Most Catholic schools in England have a local diocese as the trustees. The local bishop appoints foundation governors or academy board members to each school. These foundation governors, who are always in a majority of at least two on any board, have the responsibility to ensure that the school is operating according to the teaching of the Church and has a clear Catholic identity. Governors are essential in holding to account the senior leaders in a school and ensuring that all aspects of the school are in good health, including its Catholic identity and ethos. Again a challenge now is finding suitable, faithful and able candidates from within parishes. As Catholic schools in the U.K. are within the state system there is a great deal of statutory and legal responsibility for governors and the demands can be substantial. Each time my local school carries a vacancy it can take months to find someone who is willing and able to commit the time and energy to properly fulfilling the role.

One of the complaints from the parents at the San Domenico School in San Anselmo was that it had ceased to offer catechism and preparation for First Communion and Confirmation. But I am increasingly wondering whether schools are the best place for this to take place anyway. Someone recently said to me that they felt that having such preparation in the school was merely sacramentalizing the lapsed. This is perhaps a bit strong but we do not to question what we are doing, in terms of the sacraments, when families connected to our schools are so far from the Church. We are largely operating a system which worked well in the past but which may not be fit for purpose today in a society and church which is increasing secularized. We risk leaving children with a vague and superficial experience of genuine Catholic worship and faith when their only experience of Church life is during the hours that they spend in school. A number of clergy have already tackled this and have taken preparation for the sacraments away from schools and placed the task back in the hands of parish catechists.
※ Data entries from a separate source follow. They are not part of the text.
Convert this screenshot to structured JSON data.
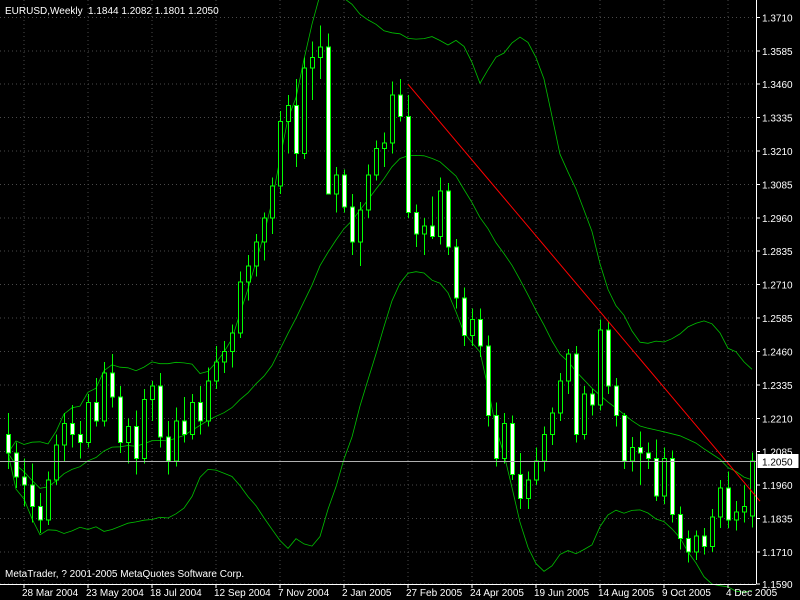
{
  "header": {
    "symbol": "EURUSD,Weekly",
    "ohlc": "1.1844 1.2082 1.1801 1.2050"
  },
  "copyright": "MetaTrader, ? 2001-2005 MetaQuotes Software Corp.",
  "colors": {
    "background": "#000000",
    "candle_outline": "#00ff00",
    "bullish_fill": "#000000",
    "bearish_fill": "#ffffff",
    "bands": "#00c000",
    "trendline": "#ff0000",
    "axis": "#ffffff",
    "grid": "#4a4a4a"
  },
  "chart_data": {
    "type": "candlestick",
    "title": "EURUSD,Weekly",
    "ylim": [
      1.159,
      1.3775
    ],
    "grid": true,
    "y_ticks": [
      "1.3710",
      "1.3585",
      "1.3460",
      "1.3335",
      "1.3210",
      "1.3085",
      "1.2960",
      "1.2835",
      "1.2710",
      "1.2585",
      "1.2460",
      "1.2335",
      "1.2210",
      "1.2085",
      "1.1960",
      "1.1835",
      "1.1710",
      "1.1590"
    ],
    "x_ticks": [
      "28 Mar 2004",
      "23 May 2004",
      "18 Jul 2004",
      "12 Sep 2004",
      "7 Nov 2004",
      "2 Jan 2005",
      "27 Feb 2005",
      "24 Apr 2005",
      "19 Jun 2005",
      "14 Aug 2005",
      "9 Oct 2005",
      "4 Dec 2005"
    ],
    "x_tick_bar_index": [
      2,
      10,
      18,
      26,
      34,
      42,
      50,
      58,
      66,
      74,
      82,
      90
    ],
    "current_price": "1.2050",
    "candles": [
      [
        1.215,
        1.223,
        1.202,
        1.208
      ],
      [
        1.208,
        1.212,
        1.195,
        1.199
      ],
      [
        1.199,
        1.206,
        1.188,
        1.196
      ],
      [
        1.196,
        1.204,
        1.182,
        1.188
      ],
      [
        1.188,
        1.193,
        1.178,
        1.183
      ],
      [
        1.183,
        1.201,
        1.181,
        1.198
      ],
      [
        1.198,
        1.215,
        1.196,
        1.211
      ],
      [
        1.211,
        1.223,
        1.205,
        1.219
      ],
      [
        1.219,
        1.226,
        1.21,
        1.215
      ],
      [
        1.215,
        1.22,
        1.206,
        1.212
      ],
      [
        1.212,
        1.23,
        1.21,
        1.227
      ],
      [
        1.227,
        1.236,
        1.218,
        1.22
      ],
      [
        1.22,
        1.242,
        1.218,
        1.238
      ],
      [
        1.238,
        1.245,
        1.225,
        1.229
      ],
      [
        1.229,
        1.233,
        1.208,
        1.212
      ],
      [
        1.212,
        1.221,
        1.204,
        1.218
      ],
      [
        1.218,
        1.224,
        1.2,
        1.206
      ],
      [
        1.206,
        1.232,
        1.204,
        1.228
      ],
      [
        1.228,
        1.235,
        1.22,
        1.233
      ],
      [
        1.233,
        1.238,
        1.21,
        1.214
      ],
      [
        1.214,
        1.22,
        1.2,
        1.205
      ],
      [
        1.205,
        1.225,
        1.203,
        1.22
      ],
      [
        1.22,
        1.229,
        1.212,
        1.215
      ],
      [
        1.215,
        1.23,
        1.213,
        1.227
      ],
      [
        1.227,
        1.233,
        1.215,
        1.22
      ],
      [
        1.22,
        1.24,
        1.218,
        1.235
      ],
      [
        1.235,
        1.248,
        1.232,
        1.242
      ],
      [
        1.242,
        1.25,
        1.238,
        1.246
      ],
      [
        1.246,
        1.256,
        1.24,
        1.253
      ],
      [
        1.253,
        1.276,
        1.251,
        1.272
      ],
      [
        1.272,
        1.282,
        1.265,
        1.278
      ],
      [
        1.278,
        1.29,
        1.274,
        1.287
      ],
      [
        1.287,
        1.298,
        1.28,
        1.296
      ],
      [
        1.296,
        1.311,
        1.29,
        1.308
      ],
      [
        1.308,
        1.336,
        1.305,
        1.332
      ],
      [
        1.332,
        1.342,
        1.32,
        1.338
      ],
      [
        1.338,
        1.348,
        1.315,
        1.32
      ],
      [
        1.32,
        1.356,
        1.318,
        1.352
      ],
      [
        1.352,
        1.362,
        1.34,
        1.356
      ],
      [
        1.356,
        1.368,
        1.348,
        1.36
      ],
      [
        1.36,
        1.365,
        1.318,
        1.305
      ],
      [
        1.305,
        1.315,
        1.298,
        1.312
      ],
      [
        1.312,
        1.314,
        1.298,
        1.3
      ],
      [
        1.3,
        1.305,
        1.282,
        1.287
      ],
      [
        1.287,
        1.302,
        1.278,
        1.299
      ],
      [
        1.299,
        1.316,
        1.296,
        1.312
      ],
      [
        1.312,
        1.325,
        1.31,
        1.322
      ],
      [
        1.322,
        1.328,
        1.315,
        1.324
      ],
      [
        1.324,
        1.347,
        1.32,
        1.342
      ],
      [
        1.342,
        1.348,
        1.332,
        1.334
      ],
      [
        1.334,
        1.342,
        1.296,
        1.298
      ],
      [
        1.298,
        1.301,
        1.285,
        1.29
      ],
      [
        1.29,
        1.296,
        1.282,
        1.293
      ],
      [
        1.293,
        1.304,
        1.288,
        1.289
      ],
      [
        1.289,
        1.311,
        1.286,
        1.306
      ],
      [
        1.306,
        1.309,
        1.282,
        1.285
      ],
      [
        1.285,
        1.288,
        1.262,
        1.266
      ],
      [
        1.266,
        1.27,
        1.248,
        1.252
      ],
      [
        1.252,
        1.262,
        1.248,
        1.258
      ],
      [
        1.258,
        1.262,
        1.244,
        1.248
      ],
      [
        1.248,
        1.252,
        1.218,
        1.222
      ],
      [
        1.222,
        1.227,
        1.203,
        1.206
      ],
      [
        1.206,
        1.223,
        1.204,
        1.219
      ],
      [
        1.219,
        1.222,
        1.198,
        1.2
      ],
      [
        1.2,
        1.208,
        1.187,
        1.191
      ],
      [
        1.191,
        1.201,
        1.187,
        1.198
      ],
      [
        1.198,
        1.21,
        1.196,
        1.205
      ],
      [
        1.205,
        1.218,
        1.201,
        1.215
      ],
      [
        1.215,
        1.225,
        1.211,
        1.223
      ],
      [
        1.223,
        1.238,
        1.22,
        1.235
      ],
      [
        1.235,
        1.247,
        1.23,
        1.245
      ],
      [
        1.245,
        1.248,
        1.212,
        1.215
      ],
      [
        1.215,
        1.233,
        1.213,
        1.23
      ],
      [
        1.23,
        1.232,
        1.222,
        1.226
      ],
      [
        1.226,
        1.258,
        1.224,
        1.254
      ],
      [
        1.254,
        1.257,
        1.23,
        1.233
      ],
      [
        1.233,
        1.236,
        1.218,
        1.222
      ],
      [
        1.222,
        1.223,
        1.202,
        1.205
      ],
      [
        1.205,
        1.214,
        1.201,
        1.21
      ],
      [
        1.21,
        1.216,
        1.196,
        1.208
      ],
      [
        1.208,
        1.212,
        1.202,
        1.206
      ],
      [
        1.206,
        1.213,
        1.19,
        1.192
      ],
      [
        1.192,
        1.21,
        1.189,
        1.206
      ],
      [
        1.206,
        1.209,
        1.182,
        1.185
      ],
      [
        1.185,
        1.188,
        1.172,
        1.176
      ],
      [
        1.176,
        1.179,
        1.167,
        1.171
      ],
      [
        1.171,
        1.179,
        1.168,
        1.177
      ],
      [
        1.177,
        1.18,
        1.17,
        1.173
      ],
      [
        1.173,
        1.187,
        1.171,
        1.184
      ],
      [
        1.184,
        1.198,
        1.18,
        1.195
      ],
      [
        1.195,
        1.201,
        1.18,
        1.183
      ],
      [
        1.183,
        1.19,
        1.179,
        1.186
      ],
      [
        1.186,
        1.196,
        1.182,
        1.188
      ],
      [
        1.1844,
        1.2082,
        1.1801,
        1.205
      ]
    ],
    "trendline": {
      "from_bar": 50,
      "from_price": 1.346,
      "to_bar": 94,
      "to_price": 1.19
    }
  }
}
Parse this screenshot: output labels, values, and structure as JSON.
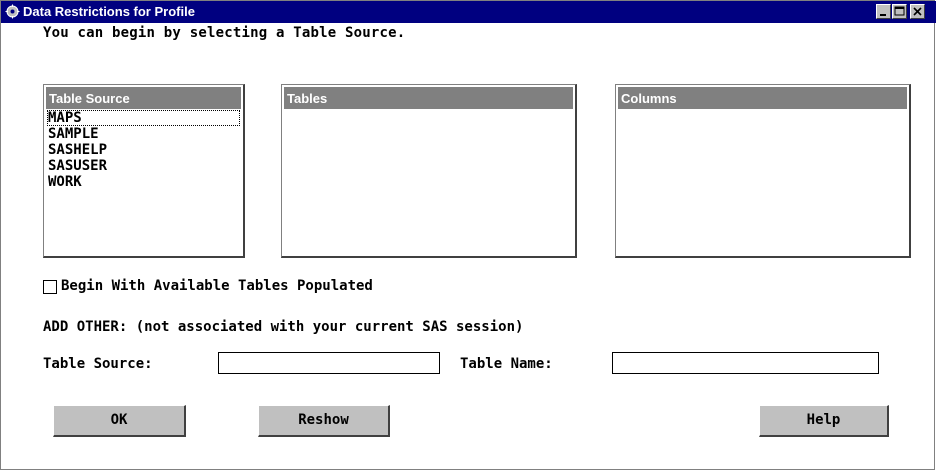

The problems at San Domenico school seem be about the need to recruit more students and I am sure that this is not in isolation. If our schools are struggling to attract Catholic families and teachers then we may need to ask some difficult questions. Do we have too many schools? Can we sustain the schools that we have as thriving Catholic communities of learning? Perhaps, just as we see parishes being rationalized, we may also need to close some of our schools. Fewer but healthier schools with a clear Catholic identity might just be the answer. if we do not grasp the nettle, we risk having more and more schools (and many other Catholic institutions) where the expression of Catholicism is only skin deep.